### Material provided
Start of Block
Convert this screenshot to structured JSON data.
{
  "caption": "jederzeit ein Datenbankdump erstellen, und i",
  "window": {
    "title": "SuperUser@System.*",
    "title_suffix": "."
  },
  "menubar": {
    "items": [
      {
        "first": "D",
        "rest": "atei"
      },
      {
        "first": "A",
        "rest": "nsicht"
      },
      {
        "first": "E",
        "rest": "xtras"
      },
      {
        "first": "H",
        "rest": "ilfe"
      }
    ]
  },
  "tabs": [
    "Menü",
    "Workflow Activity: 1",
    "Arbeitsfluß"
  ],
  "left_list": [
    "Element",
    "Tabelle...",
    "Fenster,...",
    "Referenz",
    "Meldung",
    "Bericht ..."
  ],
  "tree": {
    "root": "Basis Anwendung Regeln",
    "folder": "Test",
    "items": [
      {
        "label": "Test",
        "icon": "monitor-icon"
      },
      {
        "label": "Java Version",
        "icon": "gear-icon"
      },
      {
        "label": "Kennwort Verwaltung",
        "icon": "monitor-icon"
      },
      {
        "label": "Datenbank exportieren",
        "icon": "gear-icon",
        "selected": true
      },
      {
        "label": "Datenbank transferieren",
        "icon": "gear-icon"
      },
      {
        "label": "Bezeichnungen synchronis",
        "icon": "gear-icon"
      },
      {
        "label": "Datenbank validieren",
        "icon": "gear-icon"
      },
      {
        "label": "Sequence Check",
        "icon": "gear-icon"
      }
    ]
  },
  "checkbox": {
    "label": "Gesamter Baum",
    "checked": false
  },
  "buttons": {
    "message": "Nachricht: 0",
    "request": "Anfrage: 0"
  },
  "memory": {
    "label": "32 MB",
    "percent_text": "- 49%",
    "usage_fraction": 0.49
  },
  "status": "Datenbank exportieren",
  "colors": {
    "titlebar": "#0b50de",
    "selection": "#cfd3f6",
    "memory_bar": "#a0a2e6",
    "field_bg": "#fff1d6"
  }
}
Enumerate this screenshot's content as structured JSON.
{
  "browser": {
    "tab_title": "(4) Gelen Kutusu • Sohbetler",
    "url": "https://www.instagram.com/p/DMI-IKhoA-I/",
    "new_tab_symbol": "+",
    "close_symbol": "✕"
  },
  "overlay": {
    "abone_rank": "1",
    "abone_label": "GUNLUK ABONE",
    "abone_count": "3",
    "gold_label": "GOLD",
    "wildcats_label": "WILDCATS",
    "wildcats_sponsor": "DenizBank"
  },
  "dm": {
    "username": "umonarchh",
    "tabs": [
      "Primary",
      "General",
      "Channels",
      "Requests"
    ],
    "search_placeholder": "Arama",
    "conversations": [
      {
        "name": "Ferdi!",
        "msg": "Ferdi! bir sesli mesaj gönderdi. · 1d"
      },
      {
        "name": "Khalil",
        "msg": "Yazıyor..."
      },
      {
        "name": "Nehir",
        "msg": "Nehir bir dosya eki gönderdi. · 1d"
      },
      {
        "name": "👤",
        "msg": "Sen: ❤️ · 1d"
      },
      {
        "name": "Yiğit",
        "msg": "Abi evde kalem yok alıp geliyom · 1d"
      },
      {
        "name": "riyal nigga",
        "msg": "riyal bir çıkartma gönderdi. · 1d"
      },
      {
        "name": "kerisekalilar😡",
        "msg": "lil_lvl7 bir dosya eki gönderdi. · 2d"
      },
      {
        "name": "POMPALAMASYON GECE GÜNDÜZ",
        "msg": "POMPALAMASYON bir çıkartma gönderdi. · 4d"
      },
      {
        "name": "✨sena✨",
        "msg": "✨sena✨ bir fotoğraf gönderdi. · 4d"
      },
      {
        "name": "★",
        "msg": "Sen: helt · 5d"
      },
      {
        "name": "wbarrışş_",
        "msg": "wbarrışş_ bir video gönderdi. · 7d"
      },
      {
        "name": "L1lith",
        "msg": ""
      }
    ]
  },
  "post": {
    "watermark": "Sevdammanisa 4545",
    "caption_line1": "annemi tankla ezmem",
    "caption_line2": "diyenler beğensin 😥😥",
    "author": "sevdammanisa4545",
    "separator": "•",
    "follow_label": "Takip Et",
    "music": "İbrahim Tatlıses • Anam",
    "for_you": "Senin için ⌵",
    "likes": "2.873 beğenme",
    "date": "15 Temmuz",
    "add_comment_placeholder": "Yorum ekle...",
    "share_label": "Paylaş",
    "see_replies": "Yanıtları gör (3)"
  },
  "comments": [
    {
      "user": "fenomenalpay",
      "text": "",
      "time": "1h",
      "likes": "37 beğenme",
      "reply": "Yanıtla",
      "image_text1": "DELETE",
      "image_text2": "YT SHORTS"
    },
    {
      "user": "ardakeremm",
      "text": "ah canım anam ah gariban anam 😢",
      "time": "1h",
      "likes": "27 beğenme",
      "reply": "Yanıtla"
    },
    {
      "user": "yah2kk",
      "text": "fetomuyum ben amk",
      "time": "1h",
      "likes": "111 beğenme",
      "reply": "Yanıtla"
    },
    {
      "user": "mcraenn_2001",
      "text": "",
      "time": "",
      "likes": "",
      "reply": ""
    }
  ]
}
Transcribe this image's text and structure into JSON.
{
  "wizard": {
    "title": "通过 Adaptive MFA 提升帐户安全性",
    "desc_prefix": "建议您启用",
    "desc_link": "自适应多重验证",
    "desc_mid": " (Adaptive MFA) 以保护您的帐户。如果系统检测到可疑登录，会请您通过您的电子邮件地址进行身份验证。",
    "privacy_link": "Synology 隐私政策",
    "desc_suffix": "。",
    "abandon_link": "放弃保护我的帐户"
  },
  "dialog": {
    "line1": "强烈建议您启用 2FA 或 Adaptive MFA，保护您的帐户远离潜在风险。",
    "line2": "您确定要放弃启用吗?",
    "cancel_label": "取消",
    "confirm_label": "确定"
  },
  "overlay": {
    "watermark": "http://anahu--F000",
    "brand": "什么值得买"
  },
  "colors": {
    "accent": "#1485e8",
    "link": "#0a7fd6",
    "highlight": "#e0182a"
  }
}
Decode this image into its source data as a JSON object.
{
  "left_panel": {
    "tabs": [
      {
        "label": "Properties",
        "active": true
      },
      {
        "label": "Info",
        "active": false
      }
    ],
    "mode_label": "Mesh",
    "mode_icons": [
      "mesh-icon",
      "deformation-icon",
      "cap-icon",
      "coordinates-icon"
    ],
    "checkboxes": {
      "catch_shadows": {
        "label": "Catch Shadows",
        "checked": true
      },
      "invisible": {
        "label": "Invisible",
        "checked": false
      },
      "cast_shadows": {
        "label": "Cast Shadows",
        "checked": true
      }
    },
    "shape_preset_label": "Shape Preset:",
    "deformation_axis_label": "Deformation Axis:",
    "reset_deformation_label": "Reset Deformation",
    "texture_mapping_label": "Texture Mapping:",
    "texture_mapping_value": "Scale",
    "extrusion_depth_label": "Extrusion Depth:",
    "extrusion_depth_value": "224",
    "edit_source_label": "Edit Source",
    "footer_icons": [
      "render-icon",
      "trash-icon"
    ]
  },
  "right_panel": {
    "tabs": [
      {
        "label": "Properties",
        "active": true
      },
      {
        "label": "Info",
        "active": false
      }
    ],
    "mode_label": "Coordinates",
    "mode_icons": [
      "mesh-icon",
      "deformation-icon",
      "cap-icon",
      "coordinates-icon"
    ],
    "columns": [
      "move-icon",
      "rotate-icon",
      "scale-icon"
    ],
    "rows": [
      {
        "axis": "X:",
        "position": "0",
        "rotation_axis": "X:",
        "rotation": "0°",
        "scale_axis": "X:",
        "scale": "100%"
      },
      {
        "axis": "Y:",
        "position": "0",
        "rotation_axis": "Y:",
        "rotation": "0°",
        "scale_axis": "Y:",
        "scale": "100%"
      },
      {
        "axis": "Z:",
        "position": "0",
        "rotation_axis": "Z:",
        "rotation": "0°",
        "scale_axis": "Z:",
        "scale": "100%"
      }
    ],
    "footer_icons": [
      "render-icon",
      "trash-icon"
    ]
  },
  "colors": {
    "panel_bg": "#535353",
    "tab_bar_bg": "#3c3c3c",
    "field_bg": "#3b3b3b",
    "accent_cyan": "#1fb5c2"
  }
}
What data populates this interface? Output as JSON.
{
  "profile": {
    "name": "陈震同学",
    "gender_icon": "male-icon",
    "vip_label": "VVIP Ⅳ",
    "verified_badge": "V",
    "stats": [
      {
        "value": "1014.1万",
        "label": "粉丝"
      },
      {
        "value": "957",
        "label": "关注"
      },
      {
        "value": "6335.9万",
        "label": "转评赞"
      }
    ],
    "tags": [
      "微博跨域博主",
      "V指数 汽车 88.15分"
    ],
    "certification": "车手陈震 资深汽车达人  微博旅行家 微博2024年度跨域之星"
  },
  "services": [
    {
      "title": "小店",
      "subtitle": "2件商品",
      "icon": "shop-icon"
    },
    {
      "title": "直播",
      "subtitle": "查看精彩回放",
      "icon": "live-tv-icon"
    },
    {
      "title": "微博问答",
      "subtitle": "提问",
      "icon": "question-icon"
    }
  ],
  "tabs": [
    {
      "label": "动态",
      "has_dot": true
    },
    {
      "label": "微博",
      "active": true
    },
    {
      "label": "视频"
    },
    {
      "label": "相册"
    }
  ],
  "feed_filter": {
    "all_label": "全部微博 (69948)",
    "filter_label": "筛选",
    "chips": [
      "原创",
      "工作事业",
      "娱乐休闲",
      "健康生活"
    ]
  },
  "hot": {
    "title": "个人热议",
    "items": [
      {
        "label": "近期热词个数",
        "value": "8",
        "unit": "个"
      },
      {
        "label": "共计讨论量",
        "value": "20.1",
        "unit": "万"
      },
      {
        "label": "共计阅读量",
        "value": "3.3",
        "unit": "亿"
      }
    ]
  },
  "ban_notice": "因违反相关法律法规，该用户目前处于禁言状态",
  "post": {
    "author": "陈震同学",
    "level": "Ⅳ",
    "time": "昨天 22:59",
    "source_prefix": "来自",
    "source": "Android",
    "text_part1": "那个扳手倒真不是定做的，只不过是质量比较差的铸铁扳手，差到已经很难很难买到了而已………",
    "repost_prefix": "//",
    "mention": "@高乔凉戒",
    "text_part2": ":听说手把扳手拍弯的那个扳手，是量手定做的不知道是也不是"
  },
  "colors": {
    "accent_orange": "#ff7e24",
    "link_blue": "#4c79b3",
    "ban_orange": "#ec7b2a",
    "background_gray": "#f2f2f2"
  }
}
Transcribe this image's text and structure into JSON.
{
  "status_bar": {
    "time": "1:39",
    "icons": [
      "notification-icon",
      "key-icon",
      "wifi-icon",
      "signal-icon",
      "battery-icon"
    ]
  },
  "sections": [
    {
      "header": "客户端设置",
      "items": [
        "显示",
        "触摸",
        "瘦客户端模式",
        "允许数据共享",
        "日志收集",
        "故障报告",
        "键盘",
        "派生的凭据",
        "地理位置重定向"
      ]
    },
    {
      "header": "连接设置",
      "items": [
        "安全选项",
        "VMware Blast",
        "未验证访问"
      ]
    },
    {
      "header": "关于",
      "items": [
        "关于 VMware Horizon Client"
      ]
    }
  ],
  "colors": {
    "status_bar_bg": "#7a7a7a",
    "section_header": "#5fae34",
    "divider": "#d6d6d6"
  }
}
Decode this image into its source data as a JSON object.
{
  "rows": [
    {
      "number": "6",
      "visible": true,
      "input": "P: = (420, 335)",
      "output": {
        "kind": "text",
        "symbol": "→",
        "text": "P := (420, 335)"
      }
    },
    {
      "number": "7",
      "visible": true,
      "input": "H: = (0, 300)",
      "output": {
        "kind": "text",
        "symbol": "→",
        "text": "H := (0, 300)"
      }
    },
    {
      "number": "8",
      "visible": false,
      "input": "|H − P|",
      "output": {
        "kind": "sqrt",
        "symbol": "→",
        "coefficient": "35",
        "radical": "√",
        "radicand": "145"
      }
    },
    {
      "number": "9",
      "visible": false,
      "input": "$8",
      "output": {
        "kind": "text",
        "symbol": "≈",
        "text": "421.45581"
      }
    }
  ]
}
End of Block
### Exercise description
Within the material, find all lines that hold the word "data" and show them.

### Answer for the task
Convert this screenshot to structured JSON data.
Decode this image into its source data as a JSON object.
What data populates this interface? Output as JSON.
Decode this image into its source data as a JSON object.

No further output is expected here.